While the panelists described Trump’s foreign policy in the region as “belligerent minimalism,” they remain hopeful that his administration will not cause any irreversible seismic shifts. Beginning with his demonstrated hostility to international organizations, it is unlikely that a US exit from these institutions will have much impact on Arab countries, as they have been typically weak institutionally. Despite no clear vision, there is also the constant discussion of combating “radical Islamic terrorism,” which suggests a heightening of the importance of regional security issues. However, due to his stated aversion to “boots on the ground,” Trump’s policy is likely to have some continuity with the Obama doctrine. Furthermore, he has working relationships with several Arab heads of state and his tough rhetoric on Iran is likely to reassure the Gulf. While policies like the travel ban are likely to weaken support for future initiatives, the administration’s foreign policy objectives do not point to wanting to reshape the Middle East.

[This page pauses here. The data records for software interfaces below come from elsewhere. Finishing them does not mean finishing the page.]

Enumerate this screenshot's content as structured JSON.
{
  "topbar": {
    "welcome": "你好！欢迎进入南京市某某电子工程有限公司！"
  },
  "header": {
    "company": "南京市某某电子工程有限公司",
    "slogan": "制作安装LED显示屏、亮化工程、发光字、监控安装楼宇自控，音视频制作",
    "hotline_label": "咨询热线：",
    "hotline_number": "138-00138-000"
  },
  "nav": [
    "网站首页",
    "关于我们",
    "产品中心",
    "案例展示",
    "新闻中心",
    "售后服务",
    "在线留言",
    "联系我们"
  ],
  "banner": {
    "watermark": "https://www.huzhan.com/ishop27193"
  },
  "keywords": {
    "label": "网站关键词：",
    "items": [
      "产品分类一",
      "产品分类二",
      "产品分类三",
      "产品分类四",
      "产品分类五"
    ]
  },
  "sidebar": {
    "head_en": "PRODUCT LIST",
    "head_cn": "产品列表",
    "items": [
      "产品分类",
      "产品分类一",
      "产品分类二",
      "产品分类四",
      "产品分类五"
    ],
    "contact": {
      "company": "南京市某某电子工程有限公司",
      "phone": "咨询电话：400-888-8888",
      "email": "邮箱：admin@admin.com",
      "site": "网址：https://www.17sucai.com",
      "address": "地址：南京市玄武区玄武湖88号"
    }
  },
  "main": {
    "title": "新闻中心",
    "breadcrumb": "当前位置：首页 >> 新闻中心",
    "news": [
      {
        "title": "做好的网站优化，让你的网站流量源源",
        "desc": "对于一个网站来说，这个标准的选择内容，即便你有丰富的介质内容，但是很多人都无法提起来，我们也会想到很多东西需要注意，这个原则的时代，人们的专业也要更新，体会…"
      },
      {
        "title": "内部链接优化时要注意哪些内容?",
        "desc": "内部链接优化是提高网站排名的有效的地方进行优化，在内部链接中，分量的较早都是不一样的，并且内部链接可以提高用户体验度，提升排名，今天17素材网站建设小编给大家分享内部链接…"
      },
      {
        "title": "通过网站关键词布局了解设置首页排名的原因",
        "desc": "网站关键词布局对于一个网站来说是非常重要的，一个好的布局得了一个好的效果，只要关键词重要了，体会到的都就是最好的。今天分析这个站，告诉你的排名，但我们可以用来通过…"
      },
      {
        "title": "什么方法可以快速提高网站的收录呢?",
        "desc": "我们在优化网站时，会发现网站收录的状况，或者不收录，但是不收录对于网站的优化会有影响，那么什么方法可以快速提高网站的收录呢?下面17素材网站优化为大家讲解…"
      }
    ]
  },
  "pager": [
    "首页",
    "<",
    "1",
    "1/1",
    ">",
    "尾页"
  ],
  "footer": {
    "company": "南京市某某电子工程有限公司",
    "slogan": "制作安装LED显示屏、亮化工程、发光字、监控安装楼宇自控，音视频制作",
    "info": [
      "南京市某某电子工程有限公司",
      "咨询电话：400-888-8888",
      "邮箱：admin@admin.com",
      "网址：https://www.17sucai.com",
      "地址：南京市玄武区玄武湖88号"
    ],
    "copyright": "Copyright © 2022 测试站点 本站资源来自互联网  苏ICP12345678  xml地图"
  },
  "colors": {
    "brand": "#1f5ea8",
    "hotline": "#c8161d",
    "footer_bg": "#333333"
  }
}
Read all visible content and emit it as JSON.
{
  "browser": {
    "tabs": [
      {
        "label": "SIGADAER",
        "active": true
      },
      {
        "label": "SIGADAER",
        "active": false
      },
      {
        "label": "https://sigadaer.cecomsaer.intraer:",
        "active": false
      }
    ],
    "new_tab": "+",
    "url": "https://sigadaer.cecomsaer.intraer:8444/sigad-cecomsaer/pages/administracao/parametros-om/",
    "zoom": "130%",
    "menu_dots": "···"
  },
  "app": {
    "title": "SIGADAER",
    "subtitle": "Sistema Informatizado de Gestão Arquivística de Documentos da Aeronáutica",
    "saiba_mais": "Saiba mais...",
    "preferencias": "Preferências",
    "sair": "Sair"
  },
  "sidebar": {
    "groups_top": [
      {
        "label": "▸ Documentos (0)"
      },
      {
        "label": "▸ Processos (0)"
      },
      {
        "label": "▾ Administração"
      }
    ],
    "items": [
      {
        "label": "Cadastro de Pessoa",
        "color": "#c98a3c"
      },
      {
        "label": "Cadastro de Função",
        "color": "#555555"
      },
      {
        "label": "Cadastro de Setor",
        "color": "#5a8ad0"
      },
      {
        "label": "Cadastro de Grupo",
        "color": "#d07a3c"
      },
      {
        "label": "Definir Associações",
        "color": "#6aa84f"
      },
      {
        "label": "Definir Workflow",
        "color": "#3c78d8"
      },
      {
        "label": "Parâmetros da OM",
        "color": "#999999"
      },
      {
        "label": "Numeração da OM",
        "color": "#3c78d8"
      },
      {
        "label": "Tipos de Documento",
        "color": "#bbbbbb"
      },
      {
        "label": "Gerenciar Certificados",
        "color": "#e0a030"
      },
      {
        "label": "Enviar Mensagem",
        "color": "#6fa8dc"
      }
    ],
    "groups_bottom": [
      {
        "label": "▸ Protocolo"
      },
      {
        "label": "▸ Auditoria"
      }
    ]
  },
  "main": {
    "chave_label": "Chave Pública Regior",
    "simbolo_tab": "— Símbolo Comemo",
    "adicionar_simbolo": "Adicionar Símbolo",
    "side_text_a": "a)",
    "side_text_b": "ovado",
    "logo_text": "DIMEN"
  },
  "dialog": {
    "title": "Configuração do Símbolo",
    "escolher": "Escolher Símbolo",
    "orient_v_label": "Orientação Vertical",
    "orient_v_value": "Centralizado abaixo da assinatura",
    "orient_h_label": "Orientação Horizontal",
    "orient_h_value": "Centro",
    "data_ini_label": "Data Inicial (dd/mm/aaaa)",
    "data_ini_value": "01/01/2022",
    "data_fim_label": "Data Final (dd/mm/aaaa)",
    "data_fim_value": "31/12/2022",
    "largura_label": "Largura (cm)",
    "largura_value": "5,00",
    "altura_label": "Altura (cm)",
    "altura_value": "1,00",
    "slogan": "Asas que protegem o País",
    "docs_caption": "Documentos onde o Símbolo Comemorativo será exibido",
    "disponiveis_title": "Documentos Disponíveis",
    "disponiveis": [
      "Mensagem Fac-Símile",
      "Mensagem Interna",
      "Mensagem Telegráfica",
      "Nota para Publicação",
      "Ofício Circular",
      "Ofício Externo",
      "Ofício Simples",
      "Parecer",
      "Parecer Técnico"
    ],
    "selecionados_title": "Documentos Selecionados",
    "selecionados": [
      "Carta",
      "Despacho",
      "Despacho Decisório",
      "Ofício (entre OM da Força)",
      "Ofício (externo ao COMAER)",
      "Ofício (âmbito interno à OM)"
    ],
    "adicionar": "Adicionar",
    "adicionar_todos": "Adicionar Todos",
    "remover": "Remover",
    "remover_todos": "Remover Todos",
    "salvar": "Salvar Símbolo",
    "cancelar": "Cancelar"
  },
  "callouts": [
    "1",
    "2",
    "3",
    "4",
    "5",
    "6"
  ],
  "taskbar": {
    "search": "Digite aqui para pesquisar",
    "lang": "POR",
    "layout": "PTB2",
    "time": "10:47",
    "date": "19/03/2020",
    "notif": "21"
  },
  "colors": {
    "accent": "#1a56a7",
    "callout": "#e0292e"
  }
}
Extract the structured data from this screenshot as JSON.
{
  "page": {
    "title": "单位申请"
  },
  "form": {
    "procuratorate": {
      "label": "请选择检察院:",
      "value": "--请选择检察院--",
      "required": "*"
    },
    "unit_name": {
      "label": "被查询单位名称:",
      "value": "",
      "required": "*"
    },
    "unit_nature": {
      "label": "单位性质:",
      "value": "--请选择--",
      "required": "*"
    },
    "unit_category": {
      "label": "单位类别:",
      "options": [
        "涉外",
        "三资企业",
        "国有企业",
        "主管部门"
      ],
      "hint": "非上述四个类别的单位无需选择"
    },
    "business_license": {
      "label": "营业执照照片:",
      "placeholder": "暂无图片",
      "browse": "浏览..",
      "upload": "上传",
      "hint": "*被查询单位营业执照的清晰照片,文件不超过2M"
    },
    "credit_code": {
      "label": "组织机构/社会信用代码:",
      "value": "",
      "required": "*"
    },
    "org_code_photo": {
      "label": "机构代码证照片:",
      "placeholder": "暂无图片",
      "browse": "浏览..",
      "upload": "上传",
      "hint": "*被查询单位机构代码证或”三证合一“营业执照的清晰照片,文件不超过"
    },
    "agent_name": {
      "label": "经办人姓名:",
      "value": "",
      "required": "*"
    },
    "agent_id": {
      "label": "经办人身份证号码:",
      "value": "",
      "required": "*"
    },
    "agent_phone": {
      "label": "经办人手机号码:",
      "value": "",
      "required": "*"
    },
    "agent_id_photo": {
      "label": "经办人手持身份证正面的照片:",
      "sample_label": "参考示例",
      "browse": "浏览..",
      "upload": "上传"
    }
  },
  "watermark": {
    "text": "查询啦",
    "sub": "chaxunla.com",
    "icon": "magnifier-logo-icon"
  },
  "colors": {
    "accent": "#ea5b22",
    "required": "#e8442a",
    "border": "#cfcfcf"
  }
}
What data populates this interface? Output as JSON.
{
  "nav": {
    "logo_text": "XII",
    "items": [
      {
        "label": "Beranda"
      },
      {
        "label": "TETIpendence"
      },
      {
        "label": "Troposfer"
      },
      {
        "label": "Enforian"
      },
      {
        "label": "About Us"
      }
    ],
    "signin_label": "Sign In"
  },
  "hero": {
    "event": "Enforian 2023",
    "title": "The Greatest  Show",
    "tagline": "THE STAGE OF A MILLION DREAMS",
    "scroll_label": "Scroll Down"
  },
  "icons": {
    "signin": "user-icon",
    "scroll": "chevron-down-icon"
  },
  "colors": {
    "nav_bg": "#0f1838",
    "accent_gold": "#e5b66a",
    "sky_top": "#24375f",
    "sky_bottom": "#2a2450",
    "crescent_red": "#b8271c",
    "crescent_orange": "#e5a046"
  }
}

As for the Israeli-Palestinian conflict, Trump’s comments about moving the American embassy to Jerusalem have many worried that the peace process is in jeopardy. The main area for concern here is that for Trump’s largest support bloc, the Evangelicals, Israel is one of the top two most important policy areas. So the question then becomes, how much damage will be done? The first measurement will come from how permissive the administration is with concrete changing of facts on the ground, like construction and settlement building. The second will be to what extent Trump’s empowerment of outside groups can cause a paradigm shift, effectively allowing them to “pull the rug out” from mainstream ideas like the two-state solution, and instead opt for more dramatic moves to change previously held ideas. Despite this gloomy scenario, the panelists maintained that it is unlikely that the administration will be able to push any plan into reality. They noted that the biggest shifts to this conflict, and regional dynamics more broadly, has come from outside events (e.g., the Iranian revolution, the Palestinian intifadas, 9/11, etc.) rather than legislative actions or peace plan agendas.